Return every record exactly. Omit nothing.

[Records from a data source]
::::::
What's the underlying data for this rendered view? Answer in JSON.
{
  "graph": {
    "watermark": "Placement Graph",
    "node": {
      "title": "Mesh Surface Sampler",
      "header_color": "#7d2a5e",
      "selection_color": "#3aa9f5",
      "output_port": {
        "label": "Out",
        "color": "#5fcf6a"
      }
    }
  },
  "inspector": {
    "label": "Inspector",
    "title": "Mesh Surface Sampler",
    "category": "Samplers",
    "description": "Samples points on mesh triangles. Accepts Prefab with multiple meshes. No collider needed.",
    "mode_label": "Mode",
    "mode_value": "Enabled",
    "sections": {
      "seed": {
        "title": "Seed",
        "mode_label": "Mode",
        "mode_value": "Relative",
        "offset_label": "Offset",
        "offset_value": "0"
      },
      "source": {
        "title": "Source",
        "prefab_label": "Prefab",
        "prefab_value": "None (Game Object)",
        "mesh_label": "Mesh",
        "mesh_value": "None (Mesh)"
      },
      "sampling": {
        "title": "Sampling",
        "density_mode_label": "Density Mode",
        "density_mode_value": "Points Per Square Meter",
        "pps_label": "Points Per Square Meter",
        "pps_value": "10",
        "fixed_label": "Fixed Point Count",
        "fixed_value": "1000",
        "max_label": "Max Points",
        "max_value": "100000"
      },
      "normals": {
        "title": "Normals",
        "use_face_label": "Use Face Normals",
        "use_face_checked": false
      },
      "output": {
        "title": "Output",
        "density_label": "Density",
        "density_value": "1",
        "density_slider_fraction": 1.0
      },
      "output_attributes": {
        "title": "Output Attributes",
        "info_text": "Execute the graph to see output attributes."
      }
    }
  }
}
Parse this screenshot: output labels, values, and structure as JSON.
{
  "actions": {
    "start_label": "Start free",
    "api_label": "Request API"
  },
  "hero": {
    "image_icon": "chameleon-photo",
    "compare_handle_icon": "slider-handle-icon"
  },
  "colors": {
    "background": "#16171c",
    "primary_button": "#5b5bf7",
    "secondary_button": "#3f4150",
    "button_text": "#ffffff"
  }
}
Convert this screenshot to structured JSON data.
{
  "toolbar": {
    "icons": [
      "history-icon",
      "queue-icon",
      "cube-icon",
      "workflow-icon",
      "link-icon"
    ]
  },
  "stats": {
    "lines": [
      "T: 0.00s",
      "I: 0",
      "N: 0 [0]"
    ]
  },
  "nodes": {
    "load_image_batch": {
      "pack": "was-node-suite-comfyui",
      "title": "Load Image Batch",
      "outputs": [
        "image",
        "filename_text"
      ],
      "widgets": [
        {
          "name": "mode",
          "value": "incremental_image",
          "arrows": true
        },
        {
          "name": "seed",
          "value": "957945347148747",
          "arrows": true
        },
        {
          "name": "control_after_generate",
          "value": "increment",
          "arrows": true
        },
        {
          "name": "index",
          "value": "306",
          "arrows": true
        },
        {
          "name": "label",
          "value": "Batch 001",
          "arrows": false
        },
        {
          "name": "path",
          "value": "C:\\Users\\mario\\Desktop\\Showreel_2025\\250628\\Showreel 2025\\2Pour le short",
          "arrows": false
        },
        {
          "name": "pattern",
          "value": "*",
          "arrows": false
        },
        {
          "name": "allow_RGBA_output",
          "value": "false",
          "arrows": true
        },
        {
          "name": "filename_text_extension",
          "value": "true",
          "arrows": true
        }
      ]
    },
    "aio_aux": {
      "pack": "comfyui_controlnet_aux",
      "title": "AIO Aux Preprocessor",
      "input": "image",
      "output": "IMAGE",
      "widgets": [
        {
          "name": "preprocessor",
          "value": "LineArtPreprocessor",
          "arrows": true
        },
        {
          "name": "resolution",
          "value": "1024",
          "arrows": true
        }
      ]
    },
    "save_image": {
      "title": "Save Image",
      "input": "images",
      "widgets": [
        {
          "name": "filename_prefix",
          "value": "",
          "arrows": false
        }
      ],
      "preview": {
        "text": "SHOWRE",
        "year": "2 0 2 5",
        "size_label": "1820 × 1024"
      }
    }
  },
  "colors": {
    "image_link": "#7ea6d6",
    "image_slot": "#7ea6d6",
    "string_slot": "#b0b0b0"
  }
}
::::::
▸ Exercise answer
What's the underlying data for this rendered view? Answer in JSON.
{
  "graph": {
    "watermark": "Placement Graph",
    "node": {
      "title": "Mesh Surface Sampler",
      "header_color": "#7d2a5e",
      "selection_color": "#3aa9f5",
      "output_port": {
        "label": "Out",
        "color": "#5fcf6a"
      }
    }
  },
  "inspector": {
    "label": "Inspector",
    "title": "Mesh Surface Sampler",
    "category": "Samplers",
    "description": "Samples points on mesh triangles. Accepts Prefab with multiple meshes. No collider needed.",
    "mode_label": "Mode",
    "mode_value": "Enabled",
    "sections": {
      "seed": {
        "title": "Seed",
        "mode_label": "Mode",
        "mode_value": "Relative",
        "offset_label": "Offset",
        "offset_value": "0"
      },
      "source": {
        "title": "Source",
        "prefab_label": "Prefab",
        "prefab_value": "None (Game Object)",
        "mesh_label": "Mesh",
        "mesh_value": "None (Mesh)"
      },
      "sampling": {
        "title": "Sampling",
        "density_mode_label": "Density Mode",
        "density_mode_value": "Points Per Square Meter",
        "pps_label": "Points Per Square Meter",
        "pps_value": "10",
        "fixed_label": "Fixed Point Count",
        "fixed_value": "1000",
        "max_label": "Max Points",
        "max_value": "100000"
      },
      "normals": {
        "title": "Normals",
        "use_face_label": "Use Face Normals",
        "use_face_checked": false
      },
      "output": {
        "title": "Output",
        "density_label": "Density",
        "density_value": "1",
        "density_slider_fraction": 1.0
      },
      "output_attributes": {
        "title": "Output Attributes",
        "info_text": "Execute the graph to see output attributes."
      }
    }
  }
}
Parse this screenshot: output labels, values, and structure as JSON.
{
  "actions": {
    "start_label": "Start free",
    "api_label": "Request API"
  },
  "hero": {
    "image_icon": "chameleon-photo",
    "compare_handle_icon": "slider-handle-icon"
  },
  "colors": {
    "background": "#16171c",
    "primary_button": "#5b5bf7",
    "secondary_button": "#3f4150",
    "button_text": "#ffffff"
  }
}
Convert this screenshot to structured JSON data.
{
  "toolbar": {
    "icons": [
      "history-icon",
      "queue-icon",
      "cube-icon",
      "workflow-icon",
      "link-icon"
    ]
  },
  "stats": {
    "lines": [
      "T: 0.00s",
      "I: 0",
      "N: 0 [0]"
    ]
  },
  "nodes": {
    "load_image_batch": {
      "pack": "was-node-suite-comfyui",
      "title": "Load Image Batch",
      "outputs": [
        "image",
        "filename_text"
      ],
      "widgets": [
        {
          "name": "mode",
          "value": "incremental_image",
          "arrows": true
        },
        {
          "name": "seed",
          "value": "957945347148747",
          "arrows": true
        },
        {
          "name": "control_after_generate",
          "value": "increment",
          "arrows": true
        },
        {
          "name": "index",
          "value": "306",
          "arrows": true
        },
        {
          "name": "label",
          "value": "Batch 001",
          "arrows": false
        },
        {
          "name": "path",
          "value": "C:\\Users\\mario\\Desktop\\Showreel_2025\\250628\\Showreel 2025\\2Pour le short",
          "arrows": false
        },
        {
          "name": "pattern",
          "value": "*",
          "arrows": false
        },
        {
          "name": "allow_RGBA_output",
          "value": "false",
          "arrows": true
        },
        {
          "name": "filename_text_extension",
          "value": "true",
          "arrows": true
        }
      ]
    },
    "aio_aux": {
      "pack": "comfyui_controlnet_aux",
      "title": "AIO Aux Preprocessor",
      "input": "image",
      "output": "IMAGE",
      "widgets": [
        {
          "name": "preprocessor",
          "value": "LineArtPreprocessor",
          "arrows": true
        },
        {
          "name": "resolution",
          "value": "1024",
          "arrows": true
        }
      ]
    },
    "save_image": {
      "title": "Save Image",
      "input": "images",
      "widgets": [
        {
          "name": "filename_prefix",
          "value": "",
          "arrows": false
        }
      ],
      "preview": {
        "text": "SHOWRE",
        "year": "2 0 2 5",
        "size_label": "1820 × 1024"
      }
    }
  },
  "colors": {
    "image_link": "#7ea6d6",
    "image_slot": "#7ea6d6",
    "string_slot": "#b0b0b0"
  }
}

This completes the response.